Element data from apps and pages
##########

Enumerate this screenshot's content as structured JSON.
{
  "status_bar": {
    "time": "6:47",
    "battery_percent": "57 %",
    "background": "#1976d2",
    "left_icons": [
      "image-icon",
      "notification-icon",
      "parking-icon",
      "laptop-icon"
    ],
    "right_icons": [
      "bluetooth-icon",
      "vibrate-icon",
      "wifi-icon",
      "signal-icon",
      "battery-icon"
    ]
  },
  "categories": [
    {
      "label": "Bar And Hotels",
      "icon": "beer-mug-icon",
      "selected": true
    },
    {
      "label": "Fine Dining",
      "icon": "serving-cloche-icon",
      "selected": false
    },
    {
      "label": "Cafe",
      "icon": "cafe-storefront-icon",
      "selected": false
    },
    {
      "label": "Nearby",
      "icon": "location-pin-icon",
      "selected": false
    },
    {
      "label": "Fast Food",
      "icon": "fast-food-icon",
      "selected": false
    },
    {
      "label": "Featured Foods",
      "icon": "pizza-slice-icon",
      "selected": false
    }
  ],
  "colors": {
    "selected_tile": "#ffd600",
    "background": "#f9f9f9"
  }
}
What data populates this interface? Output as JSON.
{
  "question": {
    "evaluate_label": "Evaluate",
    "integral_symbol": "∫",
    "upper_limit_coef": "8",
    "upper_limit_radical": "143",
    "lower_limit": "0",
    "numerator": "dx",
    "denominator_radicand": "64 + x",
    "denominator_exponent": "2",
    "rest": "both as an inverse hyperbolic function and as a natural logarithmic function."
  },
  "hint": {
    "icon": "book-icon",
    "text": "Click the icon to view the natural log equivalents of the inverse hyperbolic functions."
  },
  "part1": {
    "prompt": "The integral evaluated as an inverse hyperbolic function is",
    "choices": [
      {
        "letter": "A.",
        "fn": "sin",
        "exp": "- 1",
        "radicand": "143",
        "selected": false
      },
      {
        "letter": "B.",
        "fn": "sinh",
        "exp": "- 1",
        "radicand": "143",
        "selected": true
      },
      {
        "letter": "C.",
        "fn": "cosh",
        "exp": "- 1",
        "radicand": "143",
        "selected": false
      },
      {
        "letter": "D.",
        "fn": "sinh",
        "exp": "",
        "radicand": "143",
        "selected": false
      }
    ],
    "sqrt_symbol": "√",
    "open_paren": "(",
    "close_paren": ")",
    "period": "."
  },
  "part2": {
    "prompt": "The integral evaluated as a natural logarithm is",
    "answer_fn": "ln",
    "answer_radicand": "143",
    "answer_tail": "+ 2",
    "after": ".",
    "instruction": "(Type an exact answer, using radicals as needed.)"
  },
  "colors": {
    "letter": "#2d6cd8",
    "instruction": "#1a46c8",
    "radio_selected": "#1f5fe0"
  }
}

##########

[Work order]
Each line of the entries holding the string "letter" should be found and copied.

[Answer section]
        "letter": "A.",
        "letter": "B.",
        "letter": "C.",
        "letter": "D.",
    "letter": "#2d6cd8",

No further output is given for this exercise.